WORK REQUIRED: A faithful copy of the data is what is wanted, minus any pictures.
--- SUPPLIED RECORDS Enclosed Below ---
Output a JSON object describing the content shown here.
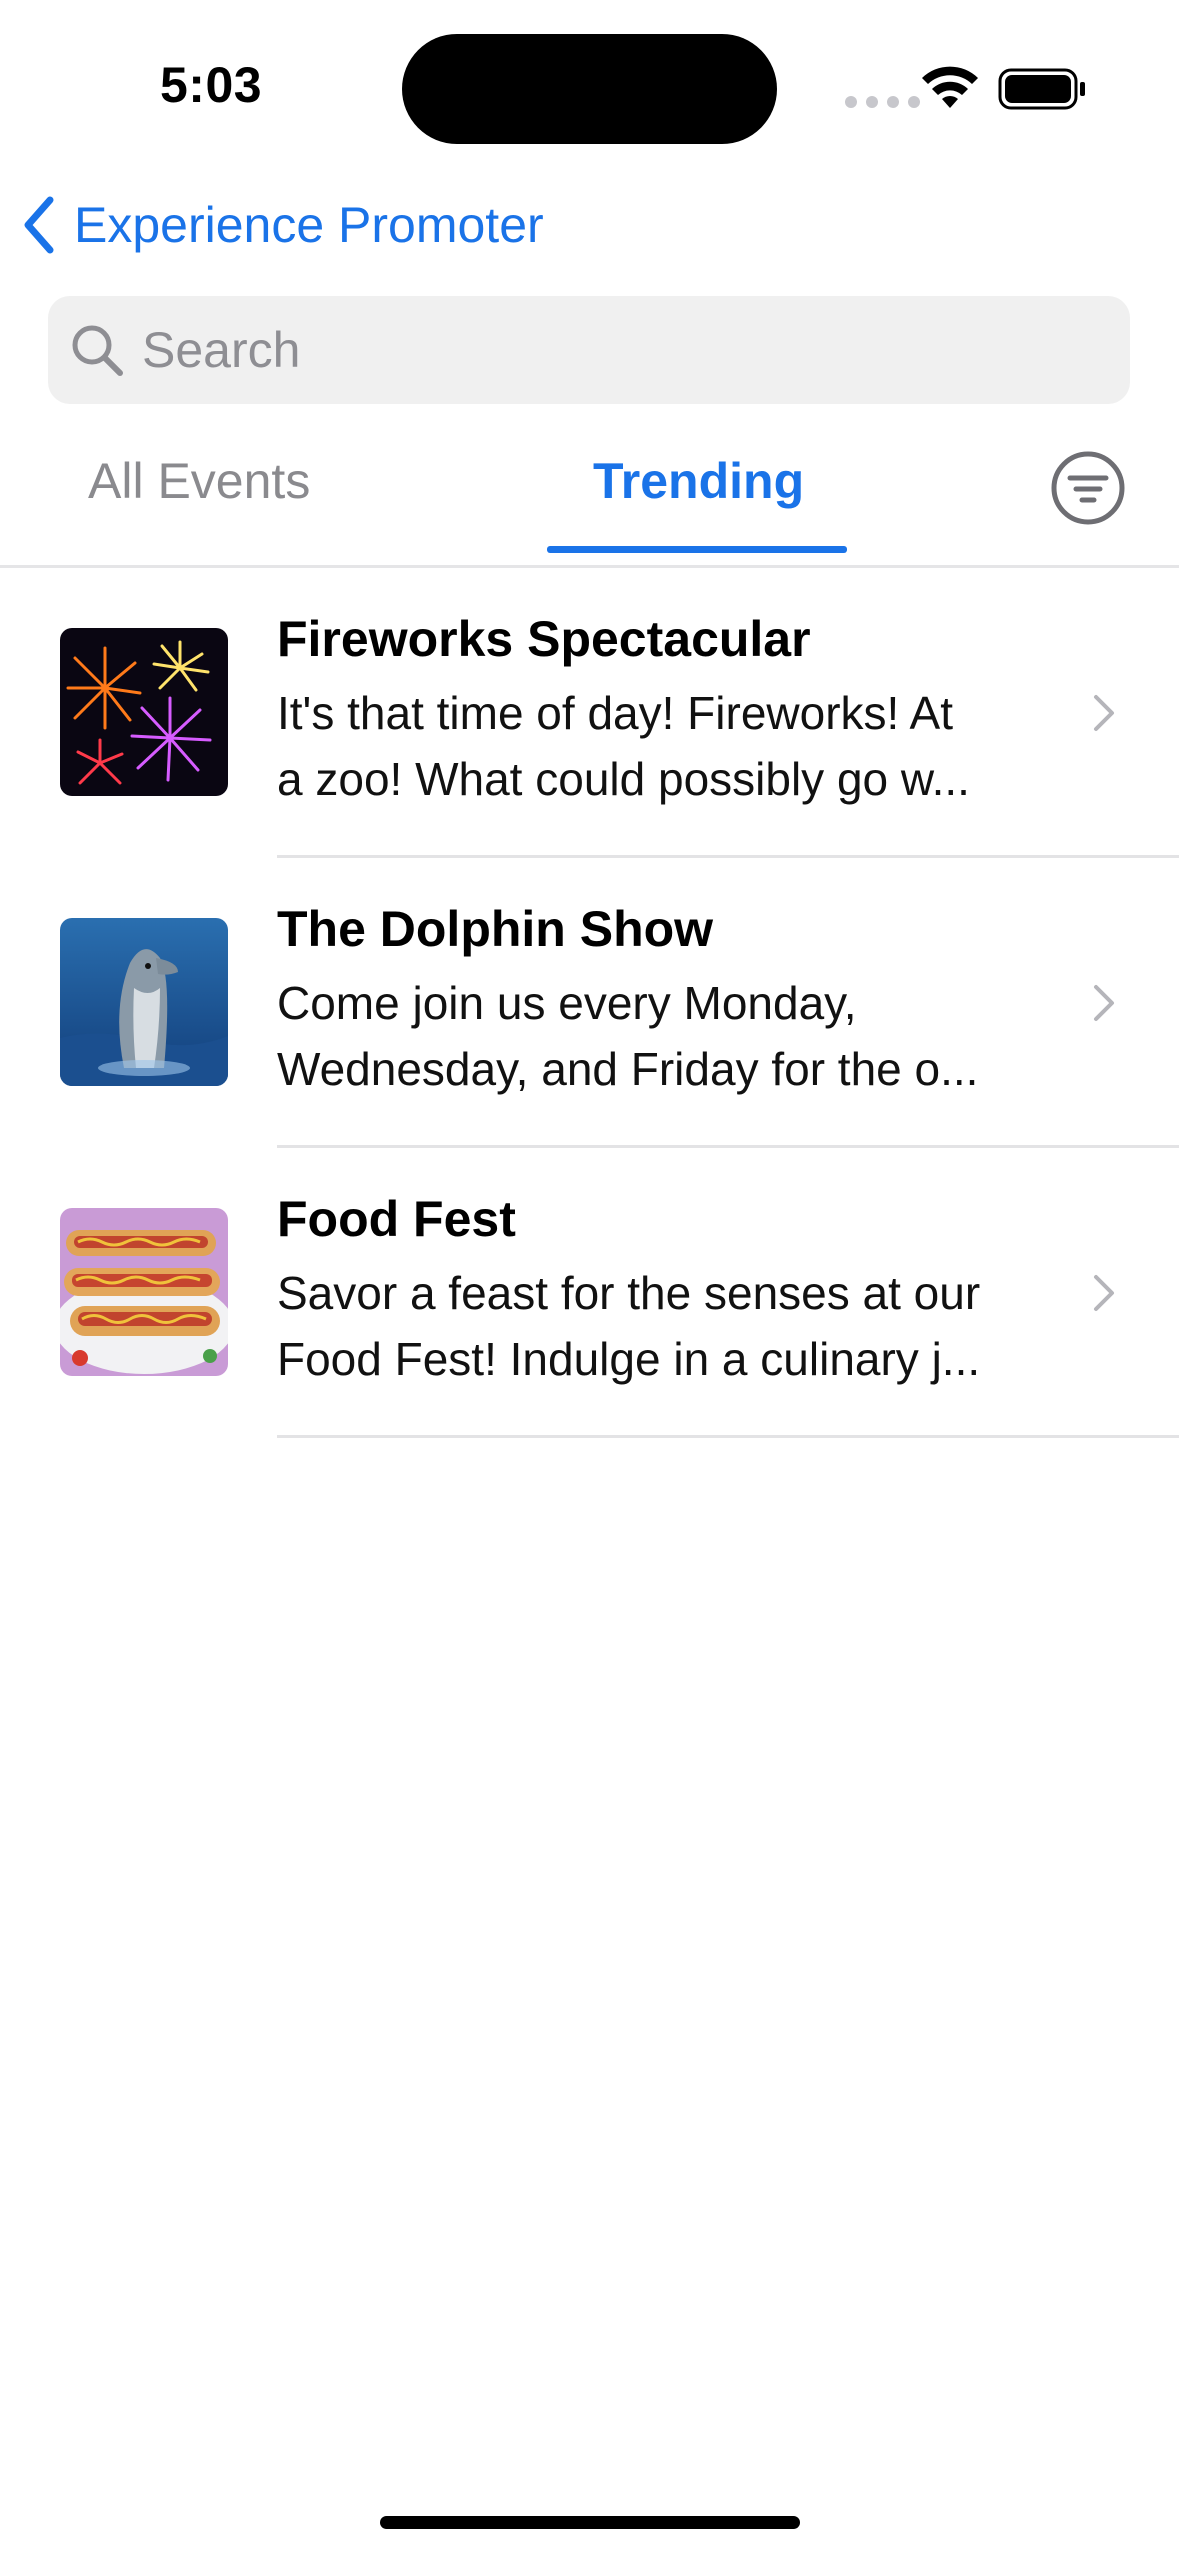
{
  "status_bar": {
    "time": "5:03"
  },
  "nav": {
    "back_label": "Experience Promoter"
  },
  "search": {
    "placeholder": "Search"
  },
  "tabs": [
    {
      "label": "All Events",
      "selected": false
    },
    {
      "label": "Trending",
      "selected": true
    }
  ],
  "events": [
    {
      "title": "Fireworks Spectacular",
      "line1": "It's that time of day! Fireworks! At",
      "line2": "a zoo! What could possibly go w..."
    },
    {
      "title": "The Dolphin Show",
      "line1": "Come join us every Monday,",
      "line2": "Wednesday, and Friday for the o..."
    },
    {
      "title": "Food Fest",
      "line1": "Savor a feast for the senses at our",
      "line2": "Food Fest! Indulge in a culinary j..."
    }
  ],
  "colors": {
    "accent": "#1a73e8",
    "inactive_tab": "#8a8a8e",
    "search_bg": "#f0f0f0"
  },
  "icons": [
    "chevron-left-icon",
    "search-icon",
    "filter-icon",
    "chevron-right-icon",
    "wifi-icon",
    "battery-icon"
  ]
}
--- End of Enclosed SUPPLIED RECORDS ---
ANSWER BOX:
Output a JSON object describing the content shown here.
{
  "status_bar": {
    "time": "5:03"
  },
  "nav": {
    "back_label": "Experience Promoter"
  },
  "search": {
    "placeholder": "Search"
  },
  "tabs": [
    {
      "label": "All Events",
      "selected": false
    },
    {
      "label": "Trending",
      "selected": true
    }
  ],
  "events": [
    {
      "title": "Fireworks Spectacular",
      "line1": "It's that time of day! Fireworks! At",
      "line2": "a zoo! What could possibly go w..."
    },
    {
      "title": "The Dolphin Show",
      "line1": "Come join us every Monday,",
      "line2": "Wednesday, and Friday for the o..."
    },
    {
      "title": "Food Fest",
      "line1": "Savor a feast for the senses at our",
      "line2": "Food Fest! Indulge in a culinary j..."
    }
  ],
  "colors": {
    "accent": "#1a73e8",
    "inactive_tab": "#8a8a8e",
    "search_bg": "#f0f0f0"
  },
  "icons": [
    "chevron-left-icon",
    "search-icon",
    "filter-icon",
    "chevron-right-icon",
    "wifi-icon",
    "battery-icon"
  ]
}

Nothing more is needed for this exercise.